Hurrah for An Irish Stew
What’s All the Stew About?
There are many adherents to Irish Stew, but not all agree on what the national dish of the Emerald Isle should include. Traditionally, it was an economical meal made with the cheapest and simplest ingredients, usually meat and potatoes. The meat was most often mutton—an old sheep—tough as whit leather and needing a lot of long, slow cooking.
Today it’s not unusual to see beef stew, as well as the customary lamb variety, offered in the pubs of Ireland and elsewhere. The lamb version usually has a clear broth while the beef stew is creamier. In some instances carrots, peas, turnips, cabbage, barley, and/or garlic join the broth, along with a glug or two of Guinness. The addition of stout gives the stew a smokey flavor. Martha Stewart has taken the liberty of adding 10 cloves of garlic to her recipe!
In researching his cookbook, “The Country Cooking of Ireland,” Colman Andrews found no two stews quite alike. So, I’m thinking we should all quit stewing over authenticity and enjoy the one of our choice. On one point, most all agree. Stew is best made ahead and allowed to blend well in the refrigerator before serving. That works well for me to make ahead for the weekend at the farm. I will serve that along with a salad—a green one, as befits the occasion—and my favorite green basil vinaigrette. That should be a perfect holiday meal.
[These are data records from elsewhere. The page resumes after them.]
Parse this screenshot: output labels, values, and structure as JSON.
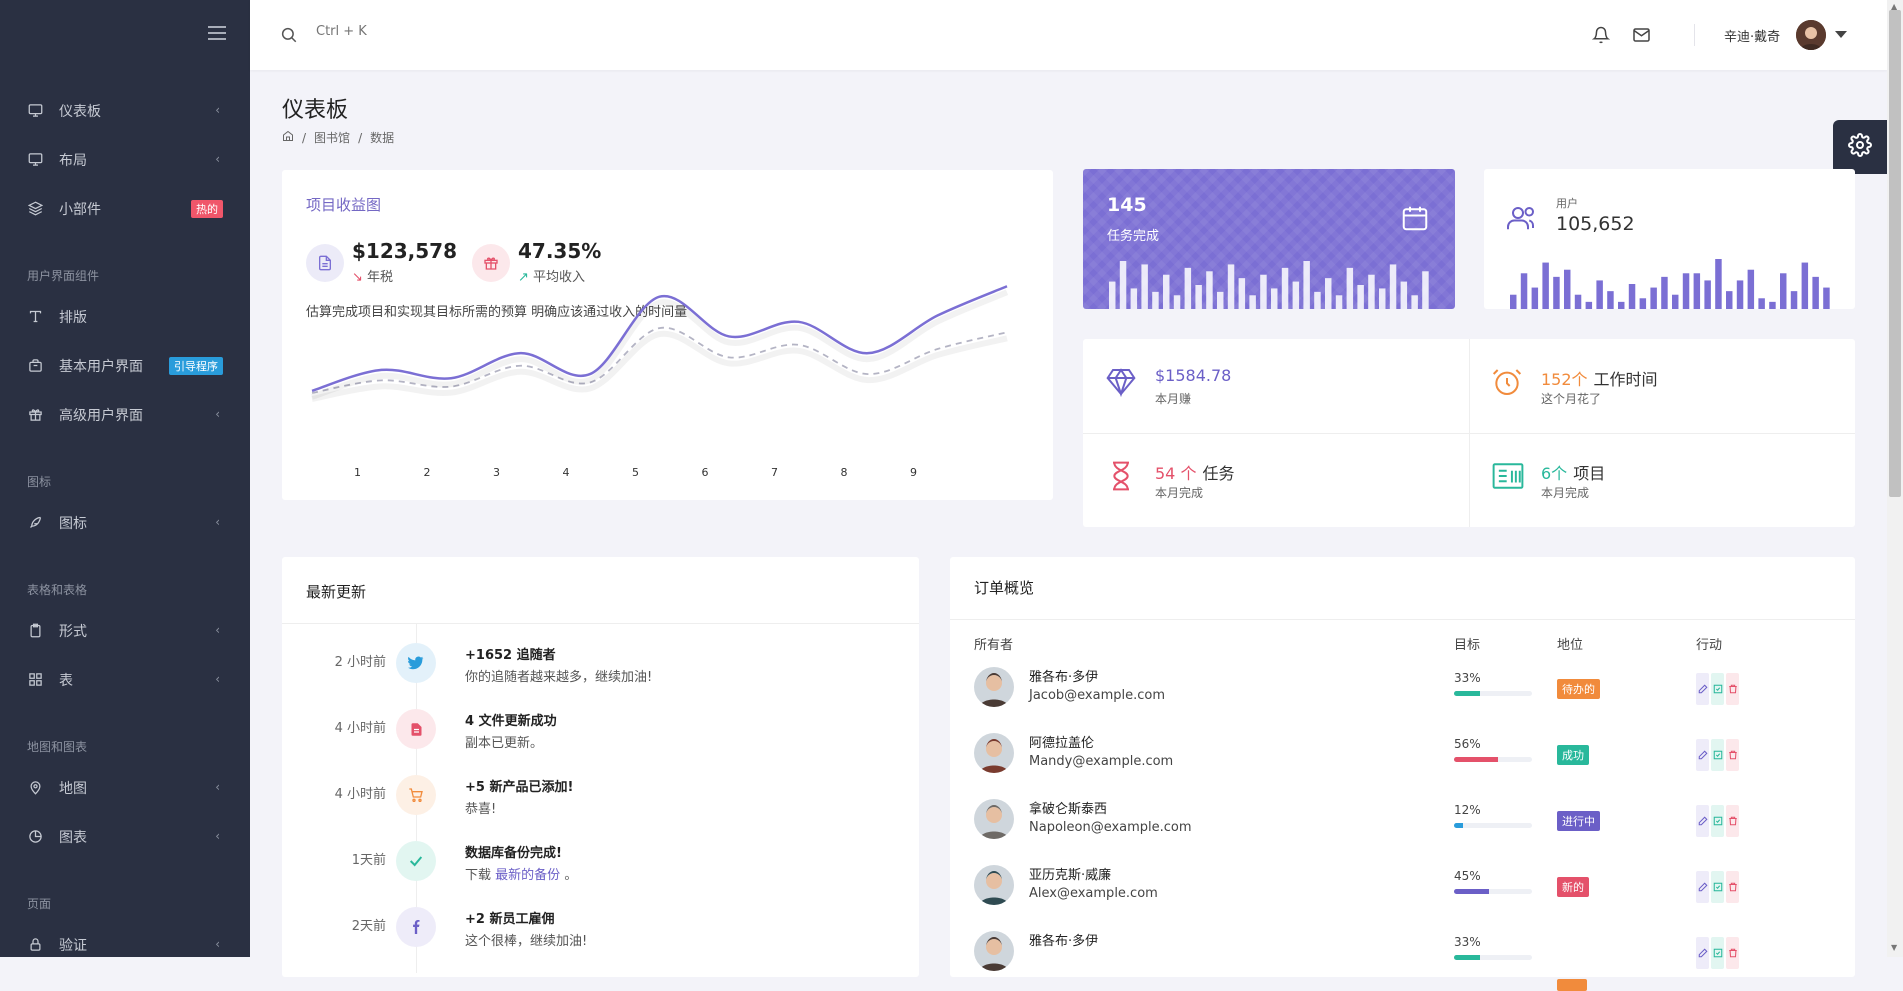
{
  "search": {
    "placeholder": "Ctrl + K"
  },
  "user": {
    "name": "辛迪·戴奇"
  },
  "sidebar": {
    "items": [
      {
        "label": "仪表板",
        "icon": "monitor-icon"
      },
      {
        "label": "布局",
        "icon": "monitor-icon"
      },
      {
        "label": "小部件",
        "icon": "layers-icon",
        "badge": "热的",
        "badge_color": "#f0566a"
      }
    ],
    "sections": [
      {
        "title": "用户界面组件",
        "items": [
          {
            "label": "排版",
            "icon": "type-icon"
          },
          {
            "label": "基本用户界面",
            "icon": "briefcase-icon",
            "badge": "引导程序",
            "badge_color": "#299cdb"
          },
          {
            "label": "高级用户界面",
            "icon": "gift-icon"
          }
        ]
      },
      {
        "title": "图标",
        "items": [
          {
            "label": "图标",
            "icon": "feather-icon"
          }
        ]
      },
      {
        "title": "表格和表格",
        "items": [
          {
            "label": "形式",
            "icon": "clipboard-icon"
          },
          {
            "label": "表",
            "icon": "grid-icon"
          }
        ]
      },
      {
        "title": "地图和图表",
        "items": [
          {
            "label": "地图",
            "icon": "map-pin-icon"
          },
          {
            "label": "图表",
            "icon": "pie-chart-icon"
          }
        ]
      },
      {
        "title": "页面",
        "items": [
          {
            "label": "验证",
            "icon": "lock-icon"
          }
        ]
      }
    ]
  },
  "page": {
    "title": "仪表板",
    "breadcrumb": [
      "图书馆",
      "数据"
    ]
  },
  "project": {
    "title": "项目收益图",
    "stat1": {
      "value": "$123,578",
      "label": "年税"
    },
    "stat2": {
      "value": "47.35%",
      "label": "平均收入"
    },
    "desc": "估算完成项目和实现其目标所需的预算 明确应该通过收入的时间量"
  },
  "chart_data": {
    "type": "line",
    "x": [
      0,
      1,
      2,
      3,
      4,
      5,
      6,
      7,
      8,
      9,
      10
    ],
    "tick_labels": [
      "1",
      "2",
      "3",
      "4",
      "5",
      "6",
      "7",
      "8",
      "9"
    ],
    "series": [
      {
        "values": [
          2,
          12,
          8,
          20,
          10,
          47,
          28,
          35,
          20,
          38,
          52
        ],
        "color": "#7b6fd4"
      },
      {
        "values": [
          1,
          7,
          4,
          14,
          6,
          32,
          18,
          24,
          10,
          22,
          30
        ],
        "color": "#b4b4c4",
        "dashed": true
      }
    ],
    "ylim": [
      0,
      55
    ]
  },
  "tasks": {
    "count": "145",
    "label": "任务完成",
    "bars": [
      8,
      14,
      6,
      13,
      5,
      10,
      4,
      12,
      7,
      11,
      5,
      13,
      9,
      4,
      10,
      6,
      12,
      8,
      14,
      5,
      9,
      4,
      12,
      7,
      10,
      6,
      13,
      8,
      4,
      11
    ]
  },
  "users": {
    "label": "用户",
    "count": "105,652",
    "bars": [
      4,
      10,
      6,
      13,
      9,
      11,
      4,
      2,
      8,
      5,
      2,
      7,
      3,
      6,
      9,
      4,
      10,
      10,
      8,
      14,
      5,
      8,
      11,
      3,
      2,
      10,
      5,
      13,
      9,
      6
    ]
  },
  "metrics": [
    {
      "value": "$1584.78",
      "suffix": "",
      "sub": "本月赚",
      "color": "#6b5fc7",
      "icon": "diamond-icon"
    },
    {
      "value": "152个",
      "suffix": "工作时间",
      "sub": "这个月花了",
      "color": "#f18b3c",
      "icon": "alarm-clock-icon"
    },
    {
      "value": "54 个",
      "suffix": "任务",
      "sub": "本月完成",
      "color": "#e4516a",
      "icon": "hourglass-icon"
    },
    {
      "value": "6个",
      "suffix": "项目",
      "sub": "本月完成",
      "color": "#29b89b",
      "icon": "invoice-icon"
    }
  ],
  "updates": {
    "title": "最新更新",
    "items": [
      {
        "time": "2 小时前",
        "title": "+1652 追随者",
        "body": "你的追随者越来越多，继续加油!",
        "icon": "twitter-icon",
        "color": "#299cdb",
        "bg": "#e3f1fa"
      },
      {
        "time": "4 小时前",
        "title": "4 文件更新成功",
        "body": "副本已更新。",
        "icon": "file-icon",
        "color": "#e4516a",
        "bg": "#fce8eb"
      },
      {
        "time": "4 小时前",
        "title": "+5 新产品已添加!",
        "body": "恭喜!",
        "icon": "cart-icon",
        "color": "#f18b3c",
        "bg": "#fdf0e5"
      },
      {
        "time": "1天前",
        "title": "数据库备份完成!",
        "body": "下载",
        "link": "最新的备份",
        "tail": "。",
        "icon": "check-icon",
        "color": "#29b89b",
        "bg": "#e2f6f1"
      },
      {
        "time": "2天前",
        "title": "+2 新员工雇佣",
        "body": "这个很棒，继续加油!",
        "icon": "facebook-icon",
        "color": "#6b5fc7",
        "bg": "#eeecf9"
      }
    ]
  },
  "orders": {
    "title": "订单概览",
    "headers": {
      "owner": "所有者",
      "target": "目标",
      "status": "地位",
      "action": "行动"
    },
    "rows": [
      {
        "name": "雅各布·多伊",
        "email": "Jacob@example.com",
        "pct": "33%",
        "progress": 0.33,
        "bar_color": "#29b89b",
        "status": "待办的",
        "status_color": "#f18b3c"
      },
      {
        "name": "阿德拉盖伦",
        "email": "Mandy@example.com",
        "pct": "56%",
        "progress": 0.56,
        "bar_color": "#e4516a",
        "status": "成功",
        "status_color": "#29b89b"
      },
      {
        "name": "拿破仑斯泰西",
        "email": "Napoleon@example.com",
        "pct": "12%",
        "progress": 0.12,
        "bar_color": "#299cdb",
        "status": "进行中",
        "status_color": "#6b5fc7"
      },
      {
        "name": "亚历克斯·威廉",
        "email": "Alex@example.com",
        "pct": "45%",
        "progress": 0.45,
        "bar_color": "#6b5fc7",
        "status": "新的",
        "status_color": "#e4516a"
      },
      {
        "name": "雅各布·多伊",
        "email": "",
        "pct": "33%",
        "progress": 0.33,
        "bar_color": "#29b89b",
        "status": "",
        "status_color": "#f18b3c"
      }
    ]
  }
}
So “Hurrah for a good Irish stew, that sticks to your belly like glue.”